◆ **Action item**: Output each entry exactly; skip nothing.

◆ **Material to process**:

● ● ●

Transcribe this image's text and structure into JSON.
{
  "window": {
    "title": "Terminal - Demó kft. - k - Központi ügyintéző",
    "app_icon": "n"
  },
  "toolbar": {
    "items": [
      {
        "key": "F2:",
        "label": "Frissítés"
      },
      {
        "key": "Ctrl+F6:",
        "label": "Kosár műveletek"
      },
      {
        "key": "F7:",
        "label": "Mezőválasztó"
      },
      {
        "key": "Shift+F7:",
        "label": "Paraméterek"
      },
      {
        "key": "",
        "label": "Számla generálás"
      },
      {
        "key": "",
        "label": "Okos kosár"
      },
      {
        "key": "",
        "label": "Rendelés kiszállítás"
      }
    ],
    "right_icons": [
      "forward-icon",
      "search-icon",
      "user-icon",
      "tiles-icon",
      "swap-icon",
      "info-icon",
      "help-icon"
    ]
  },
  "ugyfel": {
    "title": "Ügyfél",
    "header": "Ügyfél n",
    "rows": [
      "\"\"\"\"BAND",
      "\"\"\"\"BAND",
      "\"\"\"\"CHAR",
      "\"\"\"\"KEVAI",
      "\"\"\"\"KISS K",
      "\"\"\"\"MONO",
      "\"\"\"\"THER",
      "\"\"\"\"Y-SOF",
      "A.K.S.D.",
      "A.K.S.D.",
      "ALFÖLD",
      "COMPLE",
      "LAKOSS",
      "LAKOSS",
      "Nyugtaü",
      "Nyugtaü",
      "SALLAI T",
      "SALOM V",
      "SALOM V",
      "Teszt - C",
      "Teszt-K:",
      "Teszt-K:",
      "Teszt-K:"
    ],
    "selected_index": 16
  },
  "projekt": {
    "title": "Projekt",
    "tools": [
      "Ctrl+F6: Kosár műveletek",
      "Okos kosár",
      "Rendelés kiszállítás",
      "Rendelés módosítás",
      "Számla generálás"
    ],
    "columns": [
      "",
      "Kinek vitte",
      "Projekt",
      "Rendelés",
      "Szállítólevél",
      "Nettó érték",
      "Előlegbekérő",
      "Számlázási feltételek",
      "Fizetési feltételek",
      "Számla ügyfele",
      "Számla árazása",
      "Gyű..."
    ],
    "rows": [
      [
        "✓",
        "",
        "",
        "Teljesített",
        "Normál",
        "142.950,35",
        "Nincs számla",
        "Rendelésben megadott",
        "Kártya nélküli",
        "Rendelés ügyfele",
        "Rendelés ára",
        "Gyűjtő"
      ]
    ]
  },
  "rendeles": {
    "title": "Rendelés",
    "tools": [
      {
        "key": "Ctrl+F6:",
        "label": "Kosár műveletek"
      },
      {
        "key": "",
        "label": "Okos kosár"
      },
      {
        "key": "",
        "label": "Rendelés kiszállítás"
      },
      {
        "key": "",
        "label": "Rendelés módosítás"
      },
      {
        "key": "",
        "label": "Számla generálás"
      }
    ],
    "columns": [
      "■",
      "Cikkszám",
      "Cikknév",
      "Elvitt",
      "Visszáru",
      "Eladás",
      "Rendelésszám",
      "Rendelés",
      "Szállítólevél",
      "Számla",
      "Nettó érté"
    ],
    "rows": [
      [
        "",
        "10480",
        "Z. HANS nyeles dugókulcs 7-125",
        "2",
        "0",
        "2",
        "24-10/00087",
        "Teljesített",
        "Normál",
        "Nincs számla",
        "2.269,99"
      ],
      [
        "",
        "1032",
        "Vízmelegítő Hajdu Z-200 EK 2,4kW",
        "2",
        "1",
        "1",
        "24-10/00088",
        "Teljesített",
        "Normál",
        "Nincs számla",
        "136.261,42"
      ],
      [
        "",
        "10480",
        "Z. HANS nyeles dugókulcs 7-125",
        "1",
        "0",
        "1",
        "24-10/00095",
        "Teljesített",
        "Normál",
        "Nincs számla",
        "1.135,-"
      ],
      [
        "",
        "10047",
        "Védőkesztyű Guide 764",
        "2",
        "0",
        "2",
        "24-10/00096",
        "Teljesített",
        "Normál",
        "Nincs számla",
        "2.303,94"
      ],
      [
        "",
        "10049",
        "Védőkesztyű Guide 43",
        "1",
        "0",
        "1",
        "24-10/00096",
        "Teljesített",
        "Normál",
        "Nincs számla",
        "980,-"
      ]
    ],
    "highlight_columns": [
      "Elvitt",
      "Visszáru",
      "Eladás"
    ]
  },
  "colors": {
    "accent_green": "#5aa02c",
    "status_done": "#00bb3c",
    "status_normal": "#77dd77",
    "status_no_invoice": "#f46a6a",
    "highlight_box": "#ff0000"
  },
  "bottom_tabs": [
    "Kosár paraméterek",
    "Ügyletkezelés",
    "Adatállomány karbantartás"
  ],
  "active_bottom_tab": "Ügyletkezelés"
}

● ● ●

◆ **Solved exercise**:
Transcribe this image's text and structure into JSON.
{
  "window": {
    "title": "Terminal - Demó kft. - k - Központi ügyintéző",
    "app_icon": "n"
  },
  "toolbar": {
    "items": [
      {
        "key": "F2:",
        "label": "Frissítés"
      },
      {
        "key": "Ctrl+F6:",
        "label": "Kosár műveletek"
      },
      {
        "key": "F7:",
        "label": "Mezőválasztó"
      },
      {
        "key": "Shift+F7:",
        "label": "Paraméterek"
      },
      {
        "key": "",
        "label": "Számla generálás"
      },
      {
        "key": "",
        "label": "Okos kosár"
      },
      {
        "key": "",
        "label": "Rendelés kiszállítás"
      }
    ],
    "right_icons": [
      "forward-icon",
      "search-icon",
      "user-icon",
      "tiles-icon",
      "swap-icon",
      "info-icon",
      "help-icon"
    ]
  },
  "ugyfel": {
    "title": "Ügyfél",
    "header": "Ügyfél n",
    "rows": [
      "\"\"\"\"BAND",
      "\"\"\"\"BAND",
      "\"\"\"\"CHAR",
      "\"\"\"\"KEVAI",
      "\"\"\"\"KISS K",
      "\"\"\"\"MONO",
      "\"\"\"\"THER",
      "\"\"\"\"Y-SOF",
      "A.K.S.D.",
      "A.K.S.D.",
      "ALFÖLD",
      "COMPLE",
      "LAKOSS",
      "LAKOSS",
      "Nyugtaü",
      "Nyugtaü",
      "SALLAI T",
      "SALOM V",
      "SALOM V",
      "Teszt - C",
      "Teszt-K:",
      "Teszt-K:",
      "Teszt-K:"
    ],
    "selected_index": 16
  },
  "projekt": {
    "title": "Projekt",
    "tools": [
      "Ctrl+F6: Kosár műveletek",
      "Okos kosár",
      "Rendelés kiszállítás",
      "Rendelés módosítás",
      "Számla generálás"
    ],
    "columns": [
      "",
      "Kinek vitte",
      "Projekt",
      "Rendelés",
      "Szállítólevél",
      "Nettó érték",
      "Előlegbekérő",
      "Számlázási feltételek",
      "Fizetési feltételek",
      "Számla ügyfele",
      "Számla árazása",
      "Gyű..."
    ],
    "rows": [
      [
        "✓",
        "",
        "",
        "Teljesített",
        "Normál",
        "142.950,35",
        "Nincs számla",
        "Rendelésben megadott",
        "Kártya nélküli",
        "Rendelés ügyfele",
        "Rendelés ára",
        "Gyűjtő"
      ]
    ]
  },
  "rendeles": {
    "title": "Rendelés",
    "tools": [
      {
        "key": "Ctrl+F6:",
        "label": "Kosár műveletek"
      },
      {
        "key": "",
        "label": "Okos kosár"
      },
      {
        "key": "",
        "label": "Rendelés kiszállítás"
      },
      {
        "key": "",
        "label": "Rendelés módosítás"
      },
      {
        "key": "",
        "label": "Számla generálás"
      }
    ],
    "columns": [
      "■",
      "Cikkszám",
      "Cikknév",
      "Elvitt",
      "Visszáru",
      "Eladás",
      "Rendelésszám",
      "Rendelés",
      "Szállítólevél",
      "Számla",
      "Nettó érté"
    ],
    "rows": [
      [
        "",
        "10480",
        "Z. HANS nyeles dugókulcs 7-125",
        "2",
        "0",
        "2",
        "24-10/00087",
        "Teljesített",
        "Normál",
        "Nincs számla",
        "2.269,99"
      ],
      [
        "",
        "1032",
        "Vízmelegítő Hajdu Z-200 EK 2,4kW",
        "2",
        "1",
        "1",
        "24-10/00088",
        "Teljesített",
        "Normál",
        "Nincs számla",
        "136.261,42"
      ],
      [
        "",
        "10480",
        "Z. HANS nyeles dugókulcs 7-125",
        "1",
        "0",
        "1",
        "24-10/00095",
        "Teljesített",
        "Normál",
        "Nincs számla",
        "1.135,-"
      ],
      [
        "",
        "10047",
        "Védőkesztyű Guide 764",
        "2",
        "0",
        "2",
        "24-10/00096",
        "Teljesített",
        "Normál",
        "Nincs számla",
        "2.303,94"
      ],
      [
        "",
        "10049",
        "Védőkesztyű Guide 43",
        "1",
        "0",
        "1",
        "24-10/00096",
        "Teljesített",
        "Normál",
        "Nincs számla",
        "980,-"
      ]
    ],
    "highlight_columns": [
      "Elvitt",
      "Visszáru",
      "Eladás"
    ]
  },
  "colors": {
    "accent_green": "#5aa02c",
    "status_done": "#00bb3c",
    "status_normal": "#77dd77",
    "status_no_invoice": "#f46a6a",
    "highlight_box": "#ff0000"
  },
  "bottom_tabs": [
    "Kosár paraméterek",
    "Ügyletkezelés",
    "Adatállomány karbantartás"
  ],
  "active_bottom_tab": "Ügyletkezelés"
}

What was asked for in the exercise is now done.